Task statement - Can you output the records below exactly as they are written?

+++ Supplied information

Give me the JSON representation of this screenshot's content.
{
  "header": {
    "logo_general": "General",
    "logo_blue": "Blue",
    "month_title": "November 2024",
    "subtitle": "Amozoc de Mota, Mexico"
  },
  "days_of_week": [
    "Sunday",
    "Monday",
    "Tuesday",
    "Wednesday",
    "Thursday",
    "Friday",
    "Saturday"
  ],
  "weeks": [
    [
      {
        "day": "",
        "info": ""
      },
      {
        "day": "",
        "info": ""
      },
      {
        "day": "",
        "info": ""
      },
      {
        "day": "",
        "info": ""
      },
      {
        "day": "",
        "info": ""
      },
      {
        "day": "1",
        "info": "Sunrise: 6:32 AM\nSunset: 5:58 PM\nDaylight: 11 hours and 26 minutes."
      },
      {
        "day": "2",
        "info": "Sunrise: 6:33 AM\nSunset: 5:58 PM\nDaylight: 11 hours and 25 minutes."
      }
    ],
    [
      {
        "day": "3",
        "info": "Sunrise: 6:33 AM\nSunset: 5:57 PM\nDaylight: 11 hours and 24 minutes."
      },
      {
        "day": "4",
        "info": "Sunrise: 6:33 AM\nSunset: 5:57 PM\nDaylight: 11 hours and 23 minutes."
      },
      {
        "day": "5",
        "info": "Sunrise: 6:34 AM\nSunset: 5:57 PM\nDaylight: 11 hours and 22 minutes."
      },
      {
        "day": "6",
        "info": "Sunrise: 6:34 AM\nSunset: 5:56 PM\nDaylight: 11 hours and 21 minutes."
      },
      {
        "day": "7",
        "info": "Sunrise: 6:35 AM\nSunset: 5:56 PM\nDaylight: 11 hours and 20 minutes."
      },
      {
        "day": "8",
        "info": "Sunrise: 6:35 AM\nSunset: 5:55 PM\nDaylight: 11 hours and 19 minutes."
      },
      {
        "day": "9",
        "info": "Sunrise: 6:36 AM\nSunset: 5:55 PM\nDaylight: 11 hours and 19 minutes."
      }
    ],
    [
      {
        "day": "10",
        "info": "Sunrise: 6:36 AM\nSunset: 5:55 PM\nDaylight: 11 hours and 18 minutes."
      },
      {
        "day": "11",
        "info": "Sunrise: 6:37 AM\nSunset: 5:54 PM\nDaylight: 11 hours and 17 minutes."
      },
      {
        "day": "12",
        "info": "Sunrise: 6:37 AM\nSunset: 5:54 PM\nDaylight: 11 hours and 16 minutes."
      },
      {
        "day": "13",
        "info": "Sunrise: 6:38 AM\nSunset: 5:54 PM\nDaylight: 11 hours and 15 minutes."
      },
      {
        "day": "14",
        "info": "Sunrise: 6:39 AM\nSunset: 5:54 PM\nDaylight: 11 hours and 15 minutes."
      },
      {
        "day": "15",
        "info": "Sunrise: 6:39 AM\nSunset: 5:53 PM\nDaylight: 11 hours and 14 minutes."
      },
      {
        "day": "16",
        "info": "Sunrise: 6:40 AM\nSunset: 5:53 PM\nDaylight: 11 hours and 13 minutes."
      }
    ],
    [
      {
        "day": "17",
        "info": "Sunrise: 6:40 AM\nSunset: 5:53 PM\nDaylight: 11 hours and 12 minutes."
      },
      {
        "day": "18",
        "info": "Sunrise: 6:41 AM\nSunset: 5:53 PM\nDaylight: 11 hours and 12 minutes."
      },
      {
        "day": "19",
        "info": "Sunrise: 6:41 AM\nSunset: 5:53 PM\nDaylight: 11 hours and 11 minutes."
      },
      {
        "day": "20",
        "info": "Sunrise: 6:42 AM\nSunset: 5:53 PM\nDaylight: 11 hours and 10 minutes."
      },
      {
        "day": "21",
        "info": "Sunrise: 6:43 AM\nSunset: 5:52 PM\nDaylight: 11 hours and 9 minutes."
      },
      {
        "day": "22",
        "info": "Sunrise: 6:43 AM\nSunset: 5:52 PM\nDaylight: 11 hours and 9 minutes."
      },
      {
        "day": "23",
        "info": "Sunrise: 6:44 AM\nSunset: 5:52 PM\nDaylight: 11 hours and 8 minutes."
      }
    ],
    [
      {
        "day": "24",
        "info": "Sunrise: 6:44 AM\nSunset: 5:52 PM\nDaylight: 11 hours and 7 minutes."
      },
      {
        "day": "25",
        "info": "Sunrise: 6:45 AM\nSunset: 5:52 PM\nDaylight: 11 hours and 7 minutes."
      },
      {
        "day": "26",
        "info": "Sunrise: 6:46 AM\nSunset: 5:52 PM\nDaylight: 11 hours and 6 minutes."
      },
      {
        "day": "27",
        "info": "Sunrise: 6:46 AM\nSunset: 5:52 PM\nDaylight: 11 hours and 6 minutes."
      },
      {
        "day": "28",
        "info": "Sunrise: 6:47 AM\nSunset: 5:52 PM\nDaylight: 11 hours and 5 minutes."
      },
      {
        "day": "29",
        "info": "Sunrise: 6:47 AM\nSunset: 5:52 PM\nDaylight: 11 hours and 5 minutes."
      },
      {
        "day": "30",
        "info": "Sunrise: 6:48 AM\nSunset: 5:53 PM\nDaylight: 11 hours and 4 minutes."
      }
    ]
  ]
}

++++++

Response -
Give me the JSON representation of this screenshot's content.
{
  "header": {
    "logo_general": "General",
    "logo_blue": "Blue",
    "month_title": "November 2024",
    "subtitle": "Amozoc de Mota, Mexico"
  },
  "days_of_week": [
    "Sunday",
    "Monday",
    "Tuesday",
    "Wednesday",
    "Thursday",
    "Friday",
    "Saturday"
  ],
  "weeks": [
    [
      {
        "day": "",
        "info": ""
      },
      {
        "day": "",
        "info": ""
      },
      {
        "day": "",
        "info": ""
      },
      {
        "day": "",
        "info": ""
      },
      {
        "day": "",
        "info": ""
      },
      {
        "day": "1",
        "info": "Sunrise: 6:32 AM\nSunset: 5:58 PM\nDaylight: 11 hours and 26 minutes."
      },
      {
        "day": "2",
        "info": "Sunrise: 6:33 AM\nSunset: 5:58 PM\nDaylight: 11 hours and 25 minutes."
      }
    ],
    [
      {
        "day": "3",
        "info": "Sunrise: 6:33 AM\nSunset: 5:57 PM\nDaylight: 11 hours and 24 minutes."
      },
      {
        "day": "4",
        "info": "Sunrise: 6:33 AM\nSunset: 5:57 PM\nDaylight: 11 hours and 23 minutes."
      },
      {
        "day": "5",
        "info": "Sunrise: 6:34 AM\nSunset: 5:57 PM\nDaylight: 11 hours and 22 minutes."
      },
      {
        "day": "6",
        "info": "Sunrise: 6:34 AM\nSunset: 5:56 PM\nDaylight: 11 hours and 21 minutes."
      },
      {
        "day": "7",
        "info": "Sunrise: 6:35 AM\nSunset: 5:56 PM\nDaylight: 11 hours and 20 minutes."
      },
      {
        "day": "8",
        "info": "Sunrise: 6:35 AM\nSunset: 5:55 PM\nDaylight: 11 hours and 19 minutes."
      },
      {
        "day": "9",
        "info": "Sunrise: 6:36 AM\nSunset: 5:55 PM\nDaylight: 11 hours and 19 minutes."
      }
    ],
    [
      {
        "day": "10",
        "info": "Sunrise: 6:36 AM\nSunset: 5:55 PM\nDaylight: 11 hours and 18 minutes."
      },
      {
        "day": "11",
        "info": "Sunrise: 6:37 AM\nSunset: 5:54 PM\nDaylight: 11 hours and 17 minutes."
      },
      {
        "day": "12",
        "info": "Sunrise: 6:37 AM\nSunset: 5:54 PM\nDaylight: 11 hours and 16 minutes."
      },
      {
        "day": "13",
        "info": "Sunrise: 6:38 AM\nSunset: 5:54 PM\nDaylight: 11 hours and 15 minutes."
      },
      {
        "day": "14",
        "info": "Sunrise: 6:39 AM\nSunset: 5:54 PM\nDaylight: 11 hours and 15 minutes."
      },
      {
        "day": "15",
        "info": "Sunrise: 6:39 AM\nSunset: 5:53 PM\nDaylight: 11 hours and 14 minutes."
      },
      {
        "day": "16",
        "info": "Sunrise: 6:40 AM\nSunset: 5:53 PM\nDaylight: 11 hours and 13 minutes."
      }
    ],
    [
      {
        "day": "17",
        "info": "Sunrise: 6:40 AM\nSunset: 5:53 PM\nDaylight: 11 hours and 12 minutes."
      },
      {
        "day": "18",
        "info": "Sunrise: 6:41 AM\nSunset: 5:53 PM\nDaylight: 11 hours and 12 minutes."
      },
      {
        "day": "19",
        "info": "Sunrise: 6:41 AM\nSunset: 5:53 PM\nDaylight: 11 hours and 11 minutes."
      },
      {
        "day": "20",
        "info": "Sunrise: 6:42 AM\nSunset: 5:53 PM\nDaylight: 11 hours and 10 minutes."
      },
      {
        "day": "21",
        "info": "Sunrise: 6:43 AM\nSunset: 5:52 PM\nDaylight: 11 hours and 9 minutes."
      },
      {
        "day": "22",
        "info": "Sunrise: 6:43 AM\nSunset: 5:52 PM\nDaylight: 11 hours and 9 minutes."
      },
      {
        "day": "23",
        "info": "Sunrise: 6:44 AM\nSunset: 5:52 PM\nDaylight: 11 hours and 8 minutes."
      }
    ],
    [
      {
        "day": "24",
        "info": "Sunrise: 6:44 AM\nSunset: 5:52 PM\nDaylight: 11 hours and 7 minutes."
      },
      {
        "day": "25",
        "info": "Sunrise: 6:45 AM\nSunset: 5:52 PM\nDaylight: 11 hours and 7 minutes."
      },
      {
        "day": "26",
        "info": "Sunrise: 6:46 AM\nSunset: 5:52 PM\nDaylight: 11 hours and 6 minutes."
      },
      {
        "day": "27",
        "info": "Sunrise: 6:46 AM\nSunset: 5:52 PM\nDaylight: 11 hours and 6 minutes."
      },
      {
        "day": "28",
        "info": "Sunrise: 6:47 AM\nSunset: 5:52 PM\nDaylight: 11 hours and 5 minutes."
      },
      {
        "day": "29",
        "info": "Sunrise: 6:47 AM\nSunset: 5:52 PM\nDaylight: 11 hours and 5 minutes."
      },
      {
        "day": "30",
        "info": "Sunrise: 6:48 AM\nSunset: 5:53 PM\nDaylight: 11 hours and 4 minutes."
      }
    ]
  ]
}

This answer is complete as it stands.